§ TASK TO CARRY OUT
Which lines in the records below contain the word "true"? Copy each of them.

(Dataset items)
%%
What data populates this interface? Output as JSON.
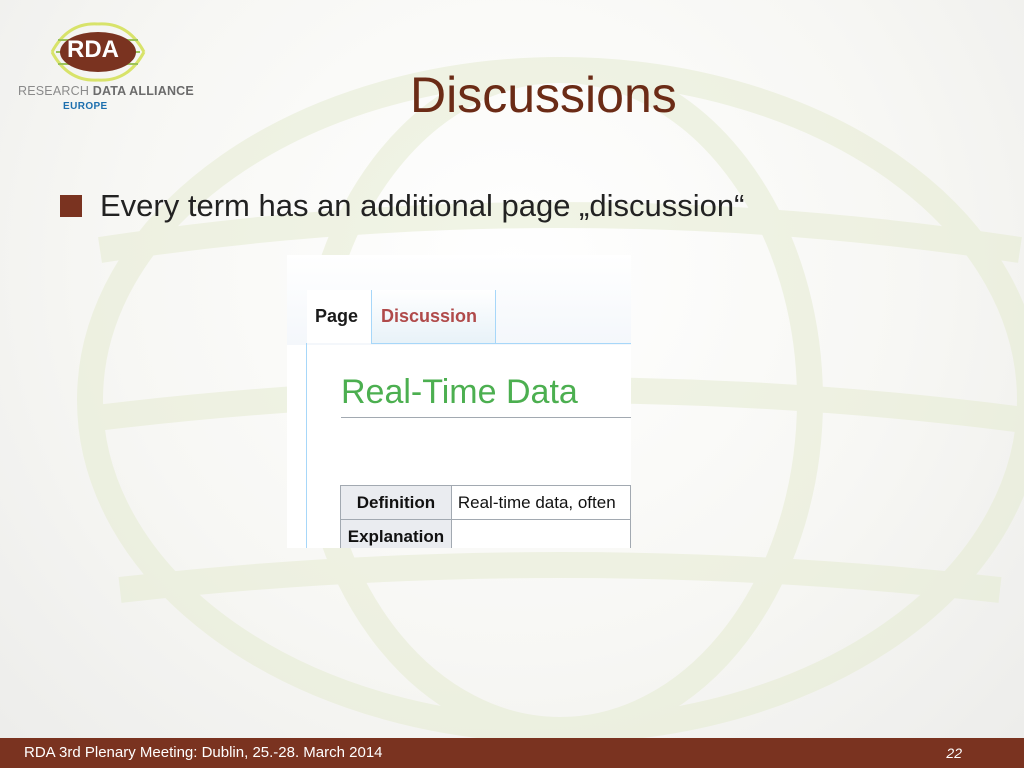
{
  "logo": {
    "badge_text": "RDA",
    "line1_part1": "RESEARCH ",
    "line1_part2": "DATA ALLIANCE",
    "line2": "EUROPE"
  },
  "slide": {
    "title": "Discussions",
    "bullet": "Every term has an additional page „discussion“"
  },
  "screenshot": {
    "tabs": [
      {
        "label": "Page",
        "active": true
      },
      {
        "label": "Discussion",
        "active": false
      }
    ],
    "page_heading": "Real-Time Data",
    "table": [
      {
        "label": "Definition",
        "value": "Real-time data, often"
      },
      {
        "label": "Explanation",
        "value": ""
      }
    ]
  },
  "footer": {
    "text": "RDA 3rd Plenary Meeting: Dublin, 25.-28. March 2014",
    "page_number": "22"
  },
  "colors": {
    "accent_brown": "#7a3320",
    "title_brown": "#6b2b16",
    "heading_green": "#4caf50",
    "discussion_red": "#b04a4a"
  }
}
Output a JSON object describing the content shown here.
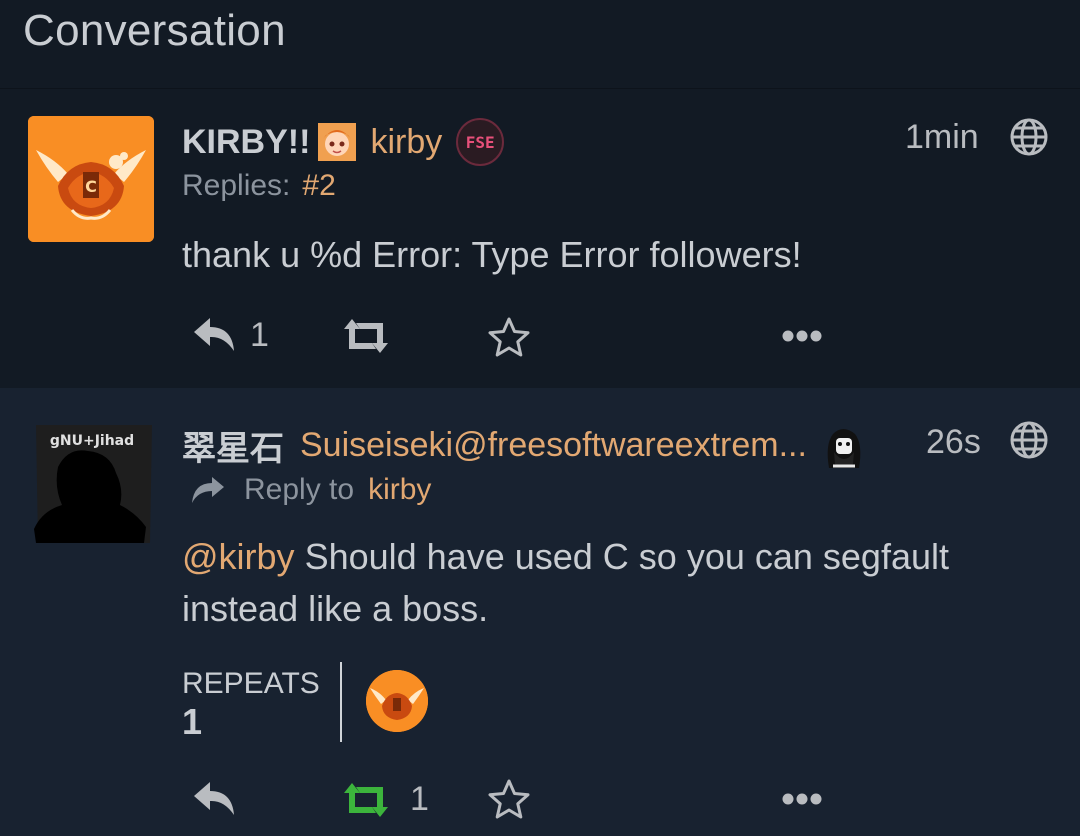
{
  "header": {
    "title": "Conversation"
  },
  "posts": [
    {
      "display_name": "KIRBY!!",
      "handle": "kirby",
      "instance_badge": "FSE",
      "replies_label": "Replies:",
      "replies_value": "#2",
      "time": "1min",
      "content": "thank u %d Error: Type Error followers!",
      "reply_count": "1"
    },
    {
      "display_name": "翠星石",
      "handle": "Suiseiseki@freesoftwareextrem...",
      "avatar_text": "gNU+Jihad",
      "reply_to_label": "Reply to",
      "reply_to_user": "kirby",
      "time": "26s",
      "mention": "@kirby",
      "content_line1": " Should have used C so you can segfault",
      "content_line2": "instead like a boss.",
      "repeats_label": "REPEATS",
      "repeats_count": "1",
      "repeat_count": "1"
    }
  ],
  "colors": {
    "accent": "#e2a872",
    "repeat_active": "#3cb43c",
    "icon": "#b9bcc0"
  },
  "icons": [
    "globe-icon",
    "reply-icon",
    "retweet-icon",
    "star-icon",
    "ellipsis-icon",
    "reply-arrow-icon"
  ]
}
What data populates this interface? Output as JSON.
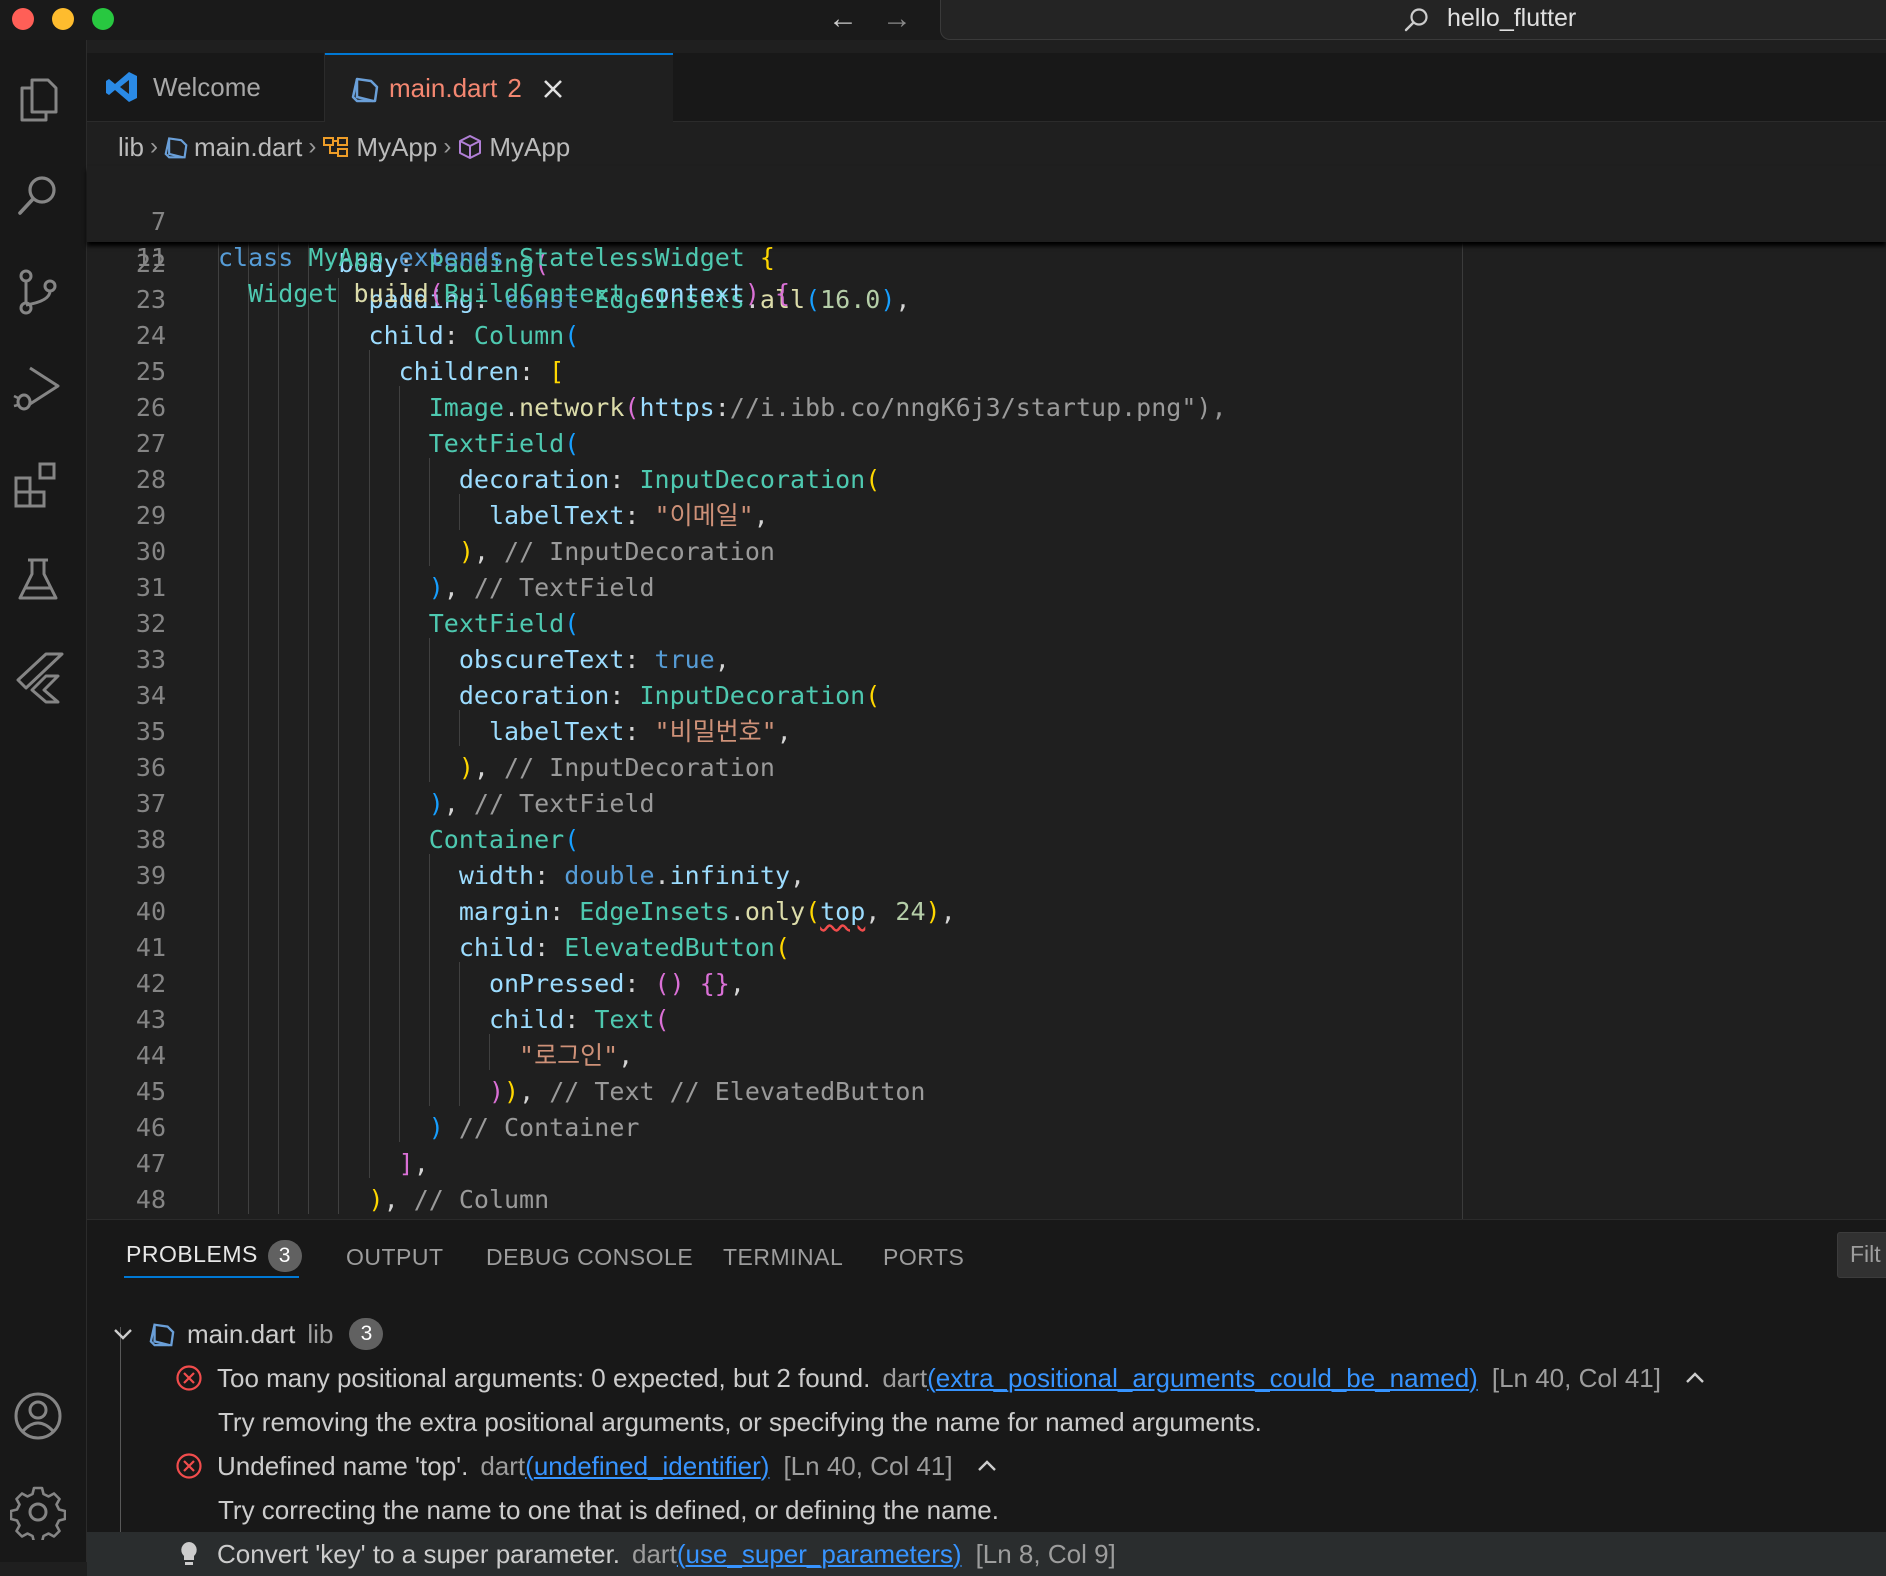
{
  "window": {
    "title": "hello_flutter"
  },
  "colors": {
    "accent": "#0078d4",
    "error": "#f14c4c",
    "link": "#3794ff",
    "close": "#ff5f57",
    "minimize": "#febc2e",
    "maximize": "#28c840"
  },
  "activity_bar": {
    "top": [
      "explorer-icon",
      "search-icon",
      "source-control-icon",
      "run-debug-icon",
      "extensions-icon",
      "testing-icon",
      "flutter-icon"
    ],
    "bottom": [
      "accounts-icon",
      "settings-gear-icon"
    ]
  },
  "tabs": [
    {
      "label": "Welcome",
      "icon": "vscode-icon",
      "active": false
    },
    {
      "label": "main.dart",
      "problems": "2",
      "icon": "dart-icon",
      "active": true
    }
  ],
  "breadcrumb": [
    {
      "label": "lib",
      "icon": ""
    },
    {
      "label": "main.dart",
      "icon": "dart-icon"
    },
    {
      "label": "MyApp",
      "icon": "class-icon"
    },
    {
      "label": "MyApp",
      "icon": "constructor-icon"
    }
  ],
  "editor": {
    "sticky_lines": [
      {
        "num": "7",
        "text": "class MyApp extends StatelessWidget {"
      },
      {
        "num": "11",
        "text": "  Widget build(BuildContext context) {"
      }
    ],
    "lines": [
      {
        "num": "22",
        "text": "        body: Padding("
      },
      {
        "num": "23",
        "text": "          padding: const EdgeInsets.all(16.0),"
      },
      {
        "num": "24",
        "text": "          child: Column("
      },
      {
        "num": "25",
        "text": "            children: ["
      },
      {
        "num": "26",
        "text": "              Image.network(\"https://i.ibb.co/nngK6j3/startup.png\"),"
      },
      {
        "num": "27",
        "text": "              TextField("
      },
      {
        "num": "28",
        "text": "                decoration: InputDecoration("
      },
      {
        "num": "29",
        "text": "                  labelText: \"이메일\","
      },
      {
        "num": "30",
        "text": "                ), // InputDecoration"
      },
      {
        "num": "31",
        "text": "              ), // TextField"
      },
      {
        "num": "32",
        "text": "              TextField("
      },
      {
        "num": "33",
        "text": "                obscureText: true,"
      },
      {
        "num": "34",
        "text": "                decoration: InputDecoration("
      },
      {
        "num": "35",
        "text": "                  labelText: \"비밀번호\","
      },
      {
        "num": "36",
        "text": "                ), // InputDecoration"
      },
      {
        "num": "37",
        "text": "              ), // TextField"
      },
      {
        "num": "38",
        "text": "              Container("
      },
      {
        "num": "39",
        "text": "                width: double.infinity,"
      },
      {
        "num": "40",
        "text": "                margin: EdgeInsets.only(top, 24),"
      },
      {
        "num": "41",
        "text": "                child: ElevatedButton("
      },
      {
        "num": "42",
        "text": "                  onPressed: () {},"
      },
      {
        "num": "43",
        "text": "                  child: Text("
      },
      {
        "num": "44",
        "text": "                    \"로그인\","
      },
      {
        "num": "45",
        "text": "                  )), // Text // ElevatedButton"
      },
      {
        "num": "46",
        "text": "              ) // Container"
      },
      {
        "num": "47",
        "text": "            ],"
      },
      {
        "num": "48",
        "text": "          ), // Column"
      }
    ]
  },
  "panel": {
    "tabs": [
      {
        "label": "PROBLEMS",
        "badge": "3",
        "active": true
      },
      {
        "label": "OUTPUT",
        "active": false
      },
      {
        "label": "DEBUG CONSOLE",
        "active": false
      },
      {
        "label": "TERMINAL",
        "active": false
      },
      {
        "label": "PORTS",
        "active": false
      }
    ],
    "filter_placeholder": "Filt",
    "file_group": {
      "name": "main.dart",
      "folder": "lib",
      "count": "3"
    },
    "problems": [
      {
        "severity": "error",
        "message": "Too many positional arguments: 0 expected, but 2 found.",
        "source": "dart",
        "code": "extra_positional_arguments_could_be_named",
        "location": "[Ln 40, Col 41]",
        "detail": "Try removing the extra positional arguments, or specifying the name for named arguments."
      },
      {
        "severity": "error",
        "message": "Undefined name 'top'.",
        "source": "dart",
        "code": "undefined_identifier",
        "location": "[Ln 40, Col 41]",
        "detail": "Try correcting the name to one that is defined, or defining the name."
      },
      {
        "severity": "info",
        "message": "Convert 'key' to a super parameter.",
        "source": "dart",
        "code": "use_super_parameters",
        "location": "[Ln 8, Col 9]"
      }
    ]
  }
}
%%
§ ANSWER BOX
        "active": true
      "active": true
        "text": "                obscureText: true,"
        "active": true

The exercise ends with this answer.